**DATASET CONTENT:**
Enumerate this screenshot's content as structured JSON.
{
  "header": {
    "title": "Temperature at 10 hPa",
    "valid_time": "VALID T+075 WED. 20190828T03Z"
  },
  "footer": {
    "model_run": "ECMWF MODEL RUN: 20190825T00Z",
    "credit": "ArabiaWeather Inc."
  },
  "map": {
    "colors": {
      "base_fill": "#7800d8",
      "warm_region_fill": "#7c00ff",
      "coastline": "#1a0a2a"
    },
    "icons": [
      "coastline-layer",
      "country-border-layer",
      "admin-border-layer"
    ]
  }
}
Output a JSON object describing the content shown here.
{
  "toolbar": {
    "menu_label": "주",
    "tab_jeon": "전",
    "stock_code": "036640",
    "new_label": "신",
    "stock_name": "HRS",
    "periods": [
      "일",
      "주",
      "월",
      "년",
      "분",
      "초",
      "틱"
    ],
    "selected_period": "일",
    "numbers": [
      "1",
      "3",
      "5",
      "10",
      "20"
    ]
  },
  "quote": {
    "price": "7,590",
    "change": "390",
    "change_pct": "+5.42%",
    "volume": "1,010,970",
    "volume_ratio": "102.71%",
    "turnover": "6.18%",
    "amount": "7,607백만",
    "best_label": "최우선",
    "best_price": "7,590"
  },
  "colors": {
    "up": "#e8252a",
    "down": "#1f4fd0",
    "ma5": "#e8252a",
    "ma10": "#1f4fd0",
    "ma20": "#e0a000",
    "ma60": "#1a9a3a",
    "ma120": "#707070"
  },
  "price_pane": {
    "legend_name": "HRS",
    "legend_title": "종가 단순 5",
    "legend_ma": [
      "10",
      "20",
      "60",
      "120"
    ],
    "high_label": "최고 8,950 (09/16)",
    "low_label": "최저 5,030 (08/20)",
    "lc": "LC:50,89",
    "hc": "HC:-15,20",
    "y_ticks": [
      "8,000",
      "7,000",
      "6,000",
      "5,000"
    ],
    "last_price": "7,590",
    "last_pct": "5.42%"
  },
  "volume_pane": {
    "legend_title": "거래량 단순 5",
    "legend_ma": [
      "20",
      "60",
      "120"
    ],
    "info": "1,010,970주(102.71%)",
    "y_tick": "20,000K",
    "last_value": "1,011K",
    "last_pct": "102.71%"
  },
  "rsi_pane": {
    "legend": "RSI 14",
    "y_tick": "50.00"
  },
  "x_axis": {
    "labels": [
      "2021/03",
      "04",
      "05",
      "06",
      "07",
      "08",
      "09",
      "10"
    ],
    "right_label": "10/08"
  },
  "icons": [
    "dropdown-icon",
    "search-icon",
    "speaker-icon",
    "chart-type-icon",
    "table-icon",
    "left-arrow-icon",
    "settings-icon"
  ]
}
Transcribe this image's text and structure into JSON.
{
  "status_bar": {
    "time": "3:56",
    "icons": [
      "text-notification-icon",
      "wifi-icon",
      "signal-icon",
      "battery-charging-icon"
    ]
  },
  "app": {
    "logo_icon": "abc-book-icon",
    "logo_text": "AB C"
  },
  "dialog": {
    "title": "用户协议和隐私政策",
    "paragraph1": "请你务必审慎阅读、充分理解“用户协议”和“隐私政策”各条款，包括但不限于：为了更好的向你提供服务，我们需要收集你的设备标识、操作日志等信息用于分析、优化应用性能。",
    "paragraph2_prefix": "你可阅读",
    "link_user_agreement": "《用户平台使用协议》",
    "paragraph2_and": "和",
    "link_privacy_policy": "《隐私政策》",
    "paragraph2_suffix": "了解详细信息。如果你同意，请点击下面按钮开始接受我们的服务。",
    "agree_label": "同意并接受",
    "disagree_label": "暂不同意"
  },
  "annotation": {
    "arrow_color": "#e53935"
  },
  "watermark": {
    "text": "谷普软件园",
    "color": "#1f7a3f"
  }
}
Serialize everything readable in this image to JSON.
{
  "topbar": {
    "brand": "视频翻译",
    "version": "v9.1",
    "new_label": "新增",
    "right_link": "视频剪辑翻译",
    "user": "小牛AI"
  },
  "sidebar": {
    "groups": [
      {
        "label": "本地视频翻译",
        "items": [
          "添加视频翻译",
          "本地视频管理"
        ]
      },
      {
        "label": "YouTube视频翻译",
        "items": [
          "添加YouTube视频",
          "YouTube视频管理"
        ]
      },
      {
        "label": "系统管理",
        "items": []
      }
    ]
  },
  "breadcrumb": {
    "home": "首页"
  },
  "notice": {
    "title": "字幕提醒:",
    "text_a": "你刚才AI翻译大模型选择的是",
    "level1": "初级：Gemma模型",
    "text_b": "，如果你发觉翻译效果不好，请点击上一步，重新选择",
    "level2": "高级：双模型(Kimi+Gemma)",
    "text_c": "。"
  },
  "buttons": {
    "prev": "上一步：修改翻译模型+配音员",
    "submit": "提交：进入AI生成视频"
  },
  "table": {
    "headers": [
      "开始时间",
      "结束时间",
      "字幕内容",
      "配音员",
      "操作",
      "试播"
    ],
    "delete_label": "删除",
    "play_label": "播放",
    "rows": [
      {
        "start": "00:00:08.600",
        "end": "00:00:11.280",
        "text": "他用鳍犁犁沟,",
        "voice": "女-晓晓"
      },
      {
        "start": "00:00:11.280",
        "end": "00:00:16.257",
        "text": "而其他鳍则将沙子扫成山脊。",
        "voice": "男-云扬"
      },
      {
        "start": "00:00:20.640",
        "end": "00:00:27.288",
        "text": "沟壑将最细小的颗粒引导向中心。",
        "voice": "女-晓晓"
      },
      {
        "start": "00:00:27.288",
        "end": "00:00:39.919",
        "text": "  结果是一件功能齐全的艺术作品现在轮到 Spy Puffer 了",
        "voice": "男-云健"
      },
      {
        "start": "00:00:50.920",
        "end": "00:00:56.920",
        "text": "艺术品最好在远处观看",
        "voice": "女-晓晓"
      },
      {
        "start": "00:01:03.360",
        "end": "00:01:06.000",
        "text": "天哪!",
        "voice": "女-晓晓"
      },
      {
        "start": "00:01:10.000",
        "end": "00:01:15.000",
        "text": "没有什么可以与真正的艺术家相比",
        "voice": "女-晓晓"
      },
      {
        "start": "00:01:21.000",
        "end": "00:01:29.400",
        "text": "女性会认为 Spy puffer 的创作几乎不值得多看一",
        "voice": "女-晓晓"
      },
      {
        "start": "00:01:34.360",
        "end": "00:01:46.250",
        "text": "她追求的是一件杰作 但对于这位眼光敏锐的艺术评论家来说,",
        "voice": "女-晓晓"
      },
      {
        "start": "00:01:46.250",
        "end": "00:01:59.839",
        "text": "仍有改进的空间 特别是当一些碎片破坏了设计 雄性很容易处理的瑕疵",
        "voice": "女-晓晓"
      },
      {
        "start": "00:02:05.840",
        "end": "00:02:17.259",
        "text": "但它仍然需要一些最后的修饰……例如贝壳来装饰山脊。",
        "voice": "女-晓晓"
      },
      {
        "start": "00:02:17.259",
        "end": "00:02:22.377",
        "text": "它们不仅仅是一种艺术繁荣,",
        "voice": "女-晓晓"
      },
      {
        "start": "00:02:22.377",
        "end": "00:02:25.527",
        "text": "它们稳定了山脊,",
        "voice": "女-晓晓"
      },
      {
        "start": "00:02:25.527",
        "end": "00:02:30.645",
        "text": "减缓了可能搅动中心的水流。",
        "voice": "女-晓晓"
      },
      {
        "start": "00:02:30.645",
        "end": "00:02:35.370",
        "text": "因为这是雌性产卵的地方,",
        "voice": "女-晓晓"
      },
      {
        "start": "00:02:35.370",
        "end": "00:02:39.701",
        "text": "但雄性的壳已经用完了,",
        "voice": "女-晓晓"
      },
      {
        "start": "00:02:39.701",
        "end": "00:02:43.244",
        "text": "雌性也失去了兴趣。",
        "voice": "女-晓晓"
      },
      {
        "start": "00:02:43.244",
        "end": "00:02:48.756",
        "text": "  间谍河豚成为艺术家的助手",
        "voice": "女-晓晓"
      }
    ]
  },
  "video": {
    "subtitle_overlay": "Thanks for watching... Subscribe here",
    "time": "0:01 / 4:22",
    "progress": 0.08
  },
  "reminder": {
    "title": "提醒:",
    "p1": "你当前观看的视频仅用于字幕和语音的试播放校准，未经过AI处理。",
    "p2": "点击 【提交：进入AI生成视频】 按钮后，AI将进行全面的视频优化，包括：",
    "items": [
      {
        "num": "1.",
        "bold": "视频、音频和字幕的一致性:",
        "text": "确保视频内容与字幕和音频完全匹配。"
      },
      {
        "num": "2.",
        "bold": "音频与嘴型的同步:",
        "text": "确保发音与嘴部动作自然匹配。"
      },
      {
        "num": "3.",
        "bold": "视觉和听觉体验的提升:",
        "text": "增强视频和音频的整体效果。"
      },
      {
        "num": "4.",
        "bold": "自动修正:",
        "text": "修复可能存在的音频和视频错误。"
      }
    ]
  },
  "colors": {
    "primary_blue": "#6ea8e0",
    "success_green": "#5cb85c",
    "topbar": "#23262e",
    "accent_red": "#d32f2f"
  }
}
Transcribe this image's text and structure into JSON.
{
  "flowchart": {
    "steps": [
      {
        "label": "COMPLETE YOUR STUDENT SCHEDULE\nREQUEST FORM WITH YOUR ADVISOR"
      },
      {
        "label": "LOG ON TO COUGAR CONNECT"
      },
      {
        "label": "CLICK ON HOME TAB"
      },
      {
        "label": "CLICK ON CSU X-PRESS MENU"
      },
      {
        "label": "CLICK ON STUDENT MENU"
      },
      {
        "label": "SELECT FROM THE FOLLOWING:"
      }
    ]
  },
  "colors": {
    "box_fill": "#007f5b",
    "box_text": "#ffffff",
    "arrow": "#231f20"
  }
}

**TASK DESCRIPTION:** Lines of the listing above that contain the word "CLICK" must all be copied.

**OUTPUT OF THE EXERCISE:**
        "label": "CLICK ON HOME TAB"
        "label": "CLICK ON CSU X-PRESS MENU"
        "label": "CLICK ON STUDENT MENU"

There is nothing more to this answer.